A couple who want to take their seriously-ill daughter to a specialist hospital in Italy are preparing for a High Court fight.

Doctors treating Tafida Raqeeb, who turned five on June 10, at the Royal London Hospital in Whitechapel say there is no chance of recovery.

Bosses at Barts Health NHS Trust, which runs the east London hospital, say stopping "life-sustaining treatment" is in the youngster's best interests.

Tafida's mother, solicitor Shelina Begum, and father Mohammed Raqeeb, a construction consultant, want to move her to Gaslini children's hospital in Genoa, Italy, and have organised funding for treatment.

The couple, from Newham, east London, say Gaslini is the Italian equivalent of Great Ormond Street Hospital in London and specialists there are willing to treat their daughter.

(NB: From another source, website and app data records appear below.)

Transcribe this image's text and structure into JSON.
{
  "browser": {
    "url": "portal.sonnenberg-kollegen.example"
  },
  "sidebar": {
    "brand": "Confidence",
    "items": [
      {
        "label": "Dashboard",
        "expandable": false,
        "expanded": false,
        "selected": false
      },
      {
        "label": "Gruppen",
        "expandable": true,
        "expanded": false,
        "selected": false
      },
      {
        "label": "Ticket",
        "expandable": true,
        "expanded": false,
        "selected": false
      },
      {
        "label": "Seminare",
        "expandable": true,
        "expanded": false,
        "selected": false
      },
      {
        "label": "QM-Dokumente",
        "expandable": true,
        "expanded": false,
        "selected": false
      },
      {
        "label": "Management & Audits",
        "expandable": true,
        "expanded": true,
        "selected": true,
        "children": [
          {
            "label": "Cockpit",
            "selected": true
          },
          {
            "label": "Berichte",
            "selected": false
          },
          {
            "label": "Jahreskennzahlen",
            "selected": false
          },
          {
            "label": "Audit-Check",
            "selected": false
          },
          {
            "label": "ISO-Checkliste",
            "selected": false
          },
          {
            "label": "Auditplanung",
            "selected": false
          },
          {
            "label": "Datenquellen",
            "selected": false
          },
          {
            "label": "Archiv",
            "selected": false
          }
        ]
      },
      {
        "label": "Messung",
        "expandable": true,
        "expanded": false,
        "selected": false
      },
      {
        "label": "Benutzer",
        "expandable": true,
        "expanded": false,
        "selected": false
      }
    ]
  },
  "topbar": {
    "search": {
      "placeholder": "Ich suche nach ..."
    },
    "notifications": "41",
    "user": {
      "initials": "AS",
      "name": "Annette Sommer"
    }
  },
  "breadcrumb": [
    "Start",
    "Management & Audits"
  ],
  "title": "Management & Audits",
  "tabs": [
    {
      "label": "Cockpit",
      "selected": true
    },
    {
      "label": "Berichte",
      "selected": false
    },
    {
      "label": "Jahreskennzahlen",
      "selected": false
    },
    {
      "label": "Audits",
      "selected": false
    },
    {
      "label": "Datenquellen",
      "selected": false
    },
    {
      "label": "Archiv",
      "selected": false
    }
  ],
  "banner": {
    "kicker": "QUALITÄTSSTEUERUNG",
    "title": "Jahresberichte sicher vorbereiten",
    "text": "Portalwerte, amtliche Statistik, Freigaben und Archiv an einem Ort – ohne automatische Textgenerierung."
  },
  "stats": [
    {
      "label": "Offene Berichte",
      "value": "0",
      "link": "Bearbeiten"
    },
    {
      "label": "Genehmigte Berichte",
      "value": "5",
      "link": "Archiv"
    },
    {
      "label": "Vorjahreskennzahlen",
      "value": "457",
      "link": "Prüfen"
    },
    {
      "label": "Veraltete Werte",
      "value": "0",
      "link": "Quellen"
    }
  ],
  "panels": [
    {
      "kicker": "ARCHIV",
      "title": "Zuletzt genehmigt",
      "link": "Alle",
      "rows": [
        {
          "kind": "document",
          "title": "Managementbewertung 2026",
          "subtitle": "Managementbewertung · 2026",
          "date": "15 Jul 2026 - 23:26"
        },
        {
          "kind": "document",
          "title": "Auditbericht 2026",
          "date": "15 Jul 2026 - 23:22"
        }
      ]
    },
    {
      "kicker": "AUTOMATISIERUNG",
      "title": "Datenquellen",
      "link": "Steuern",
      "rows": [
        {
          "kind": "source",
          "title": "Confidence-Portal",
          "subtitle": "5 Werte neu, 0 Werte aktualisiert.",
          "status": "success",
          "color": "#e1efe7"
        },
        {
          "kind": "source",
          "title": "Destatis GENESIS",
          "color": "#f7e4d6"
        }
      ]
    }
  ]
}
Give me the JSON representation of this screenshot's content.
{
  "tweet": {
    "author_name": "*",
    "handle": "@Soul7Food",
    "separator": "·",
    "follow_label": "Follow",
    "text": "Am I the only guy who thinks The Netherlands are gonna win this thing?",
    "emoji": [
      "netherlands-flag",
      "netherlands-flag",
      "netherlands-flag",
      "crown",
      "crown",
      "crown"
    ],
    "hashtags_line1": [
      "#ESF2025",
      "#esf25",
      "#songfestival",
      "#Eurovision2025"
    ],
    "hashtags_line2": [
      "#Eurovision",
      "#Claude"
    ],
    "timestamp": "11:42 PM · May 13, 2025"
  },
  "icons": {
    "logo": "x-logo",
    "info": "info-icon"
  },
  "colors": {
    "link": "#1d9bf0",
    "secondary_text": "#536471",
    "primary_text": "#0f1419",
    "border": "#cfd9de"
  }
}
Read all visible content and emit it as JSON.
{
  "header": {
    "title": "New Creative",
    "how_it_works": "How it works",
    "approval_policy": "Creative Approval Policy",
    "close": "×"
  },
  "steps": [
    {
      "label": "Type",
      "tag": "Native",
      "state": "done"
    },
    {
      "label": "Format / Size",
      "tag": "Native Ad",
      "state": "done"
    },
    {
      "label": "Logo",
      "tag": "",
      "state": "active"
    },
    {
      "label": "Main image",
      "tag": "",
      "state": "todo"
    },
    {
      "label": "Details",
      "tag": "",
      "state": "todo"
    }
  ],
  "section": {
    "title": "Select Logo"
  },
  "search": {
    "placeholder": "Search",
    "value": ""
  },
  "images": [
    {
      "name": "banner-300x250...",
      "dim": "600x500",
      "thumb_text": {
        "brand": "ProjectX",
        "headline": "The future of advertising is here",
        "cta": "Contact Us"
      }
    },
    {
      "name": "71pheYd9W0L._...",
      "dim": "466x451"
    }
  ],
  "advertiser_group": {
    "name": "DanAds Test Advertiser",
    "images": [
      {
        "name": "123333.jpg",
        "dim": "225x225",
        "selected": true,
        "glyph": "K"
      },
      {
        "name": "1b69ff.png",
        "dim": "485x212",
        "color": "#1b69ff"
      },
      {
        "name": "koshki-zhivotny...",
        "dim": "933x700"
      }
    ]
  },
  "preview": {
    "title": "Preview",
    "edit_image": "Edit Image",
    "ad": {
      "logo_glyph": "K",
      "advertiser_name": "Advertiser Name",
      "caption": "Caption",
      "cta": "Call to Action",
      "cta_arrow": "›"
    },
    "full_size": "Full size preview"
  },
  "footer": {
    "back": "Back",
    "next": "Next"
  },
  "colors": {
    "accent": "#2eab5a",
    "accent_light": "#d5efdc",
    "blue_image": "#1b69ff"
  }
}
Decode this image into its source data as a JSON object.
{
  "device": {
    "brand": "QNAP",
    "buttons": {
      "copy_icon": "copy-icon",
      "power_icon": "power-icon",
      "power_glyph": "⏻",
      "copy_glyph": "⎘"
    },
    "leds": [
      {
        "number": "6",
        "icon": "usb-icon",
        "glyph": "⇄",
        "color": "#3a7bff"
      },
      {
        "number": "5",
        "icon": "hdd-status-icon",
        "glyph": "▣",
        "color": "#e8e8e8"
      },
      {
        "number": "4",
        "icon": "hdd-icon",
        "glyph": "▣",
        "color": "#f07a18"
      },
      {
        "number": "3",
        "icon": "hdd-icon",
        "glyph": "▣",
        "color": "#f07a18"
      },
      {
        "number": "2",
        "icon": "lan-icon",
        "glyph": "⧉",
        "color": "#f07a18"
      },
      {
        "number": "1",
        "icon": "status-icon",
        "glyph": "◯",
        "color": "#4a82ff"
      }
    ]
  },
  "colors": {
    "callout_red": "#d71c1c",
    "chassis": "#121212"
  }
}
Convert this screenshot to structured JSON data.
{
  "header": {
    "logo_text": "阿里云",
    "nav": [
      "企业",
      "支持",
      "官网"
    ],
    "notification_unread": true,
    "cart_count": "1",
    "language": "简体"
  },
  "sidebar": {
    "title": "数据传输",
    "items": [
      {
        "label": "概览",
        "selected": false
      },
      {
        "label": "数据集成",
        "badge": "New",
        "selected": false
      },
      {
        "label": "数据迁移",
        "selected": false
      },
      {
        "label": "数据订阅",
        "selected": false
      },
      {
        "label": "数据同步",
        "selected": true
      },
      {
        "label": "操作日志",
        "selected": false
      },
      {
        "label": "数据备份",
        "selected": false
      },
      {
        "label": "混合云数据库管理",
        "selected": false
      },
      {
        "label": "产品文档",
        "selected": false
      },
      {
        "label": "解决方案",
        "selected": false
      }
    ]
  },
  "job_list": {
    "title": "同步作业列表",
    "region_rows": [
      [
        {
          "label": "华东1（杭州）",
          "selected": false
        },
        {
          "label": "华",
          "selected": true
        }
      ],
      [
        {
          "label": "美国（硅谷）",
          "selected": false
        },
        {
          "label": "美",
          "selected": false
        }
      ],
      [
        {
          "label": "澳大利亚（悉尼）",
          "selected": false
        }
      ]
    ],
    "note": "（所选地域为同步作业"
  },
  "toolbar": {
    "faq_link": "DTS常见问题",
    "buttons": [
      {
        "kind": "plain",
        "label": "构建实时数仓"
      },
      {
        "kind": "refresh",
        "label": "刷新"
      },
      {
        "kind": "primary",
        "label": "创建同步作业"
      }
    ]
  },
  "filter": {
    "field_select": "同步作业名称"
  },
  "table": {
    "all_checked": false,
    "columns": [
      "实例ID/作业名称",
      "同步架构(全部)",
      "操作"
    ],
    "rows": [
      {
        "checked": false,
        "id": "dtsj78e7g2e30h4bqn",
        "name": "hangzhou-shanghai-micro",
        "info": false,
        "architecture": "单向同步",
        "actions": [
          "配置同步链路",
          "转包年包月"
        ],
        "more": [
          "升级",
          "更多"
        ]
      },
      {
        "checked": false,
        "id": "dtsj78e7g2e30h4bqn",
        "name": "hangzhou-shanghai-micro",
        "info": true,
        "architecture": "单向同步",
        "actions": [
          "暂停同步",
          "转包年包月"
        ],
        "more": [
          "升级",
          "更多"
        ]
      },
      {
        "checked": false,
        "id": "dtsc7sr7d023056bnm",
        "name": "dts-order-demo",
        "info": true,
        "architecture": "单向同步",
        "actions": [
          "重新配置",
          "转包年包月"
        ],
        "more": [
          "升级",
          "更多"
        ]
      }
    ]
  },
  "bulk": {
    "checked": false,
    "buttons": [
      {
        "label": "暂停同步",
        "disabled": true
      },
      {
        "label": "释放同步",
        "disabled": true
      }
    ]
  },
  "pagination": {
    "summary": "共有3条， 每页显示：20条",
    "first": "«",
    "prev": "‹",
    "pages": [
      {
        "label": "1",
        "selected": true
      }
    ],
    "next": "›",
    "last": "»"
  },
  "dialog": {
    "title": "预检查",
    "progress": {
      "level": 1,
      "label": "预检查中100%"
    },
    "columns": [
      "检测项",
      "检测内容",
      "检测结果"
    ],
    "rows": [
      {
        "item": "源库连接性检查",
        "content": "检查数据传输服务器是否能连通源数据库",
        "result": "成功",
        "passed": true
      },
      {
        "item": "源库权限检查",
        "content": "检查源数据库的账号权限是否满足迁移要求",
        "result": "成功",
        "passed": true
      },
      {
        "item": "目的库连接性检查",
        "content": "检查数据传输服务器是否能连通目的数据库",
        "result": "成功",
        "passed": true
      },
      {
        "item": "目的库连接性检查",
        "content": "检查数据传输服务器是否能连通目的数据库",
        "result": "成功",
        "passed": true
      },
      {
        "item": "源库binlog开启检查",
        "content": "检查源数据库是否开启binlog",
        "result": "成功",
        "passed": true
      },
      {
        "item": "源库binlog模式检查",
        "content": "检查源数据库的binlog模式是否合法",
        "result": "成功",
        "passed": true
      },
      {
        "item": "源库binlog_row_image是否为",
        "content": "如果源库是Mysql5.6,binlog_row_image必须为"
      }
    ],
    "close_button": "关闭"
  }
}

A judge is expected to make decisions about Tafida's future following a trial at the High Court in London this week.

Mr Justice MacDonald is due to start hearing evidence on Monday.

Solicitor Mathieu Culverhouse, from law firm Irwin Mitchell, who is working with Tafida's family, says there is no evidence that the youngster will be harmed if moved to Italy.

"The heartbroken family do not want to be caught in a situation where the State overrules the parents' good intentions to arrange treatment in a hospital of their choosing for their disabled daughter," he said.

"There is no evidence Tafida will be harmed during transit or abroad and her loving parents should have a legal right to elect to transfer their daughter to another hospital for private medical care."

Barrister Katie Gollop QC, who is leading Barts Health NHS Trust's legal team, told Mr Justice MacDonald at a preliminary hearing last week that Tafida has "very serious, permanent and irreversible damage to her brain".

She said the youngster has been in the Royal London's paediatric intensive care unit for more than four months.

"Since around mid-July, (Tafida's) parents and doctors have not been able to reach agreement about whether her treatment should continue," she said.

"Given the lack of agreement, the trust applied to the Family Division of the High Court for a determination of Tafida's best interests."

She added: "In July, the Gaslini hospital in Italy offered to provide continuing treatment starting immediately.

"Tafida's parents, who wish to move her there, have secured private funding to pay for treatment in Italy."

She said doctors' views on whether treatment should continue had nothing to do with money.

By Brian Farmer, PA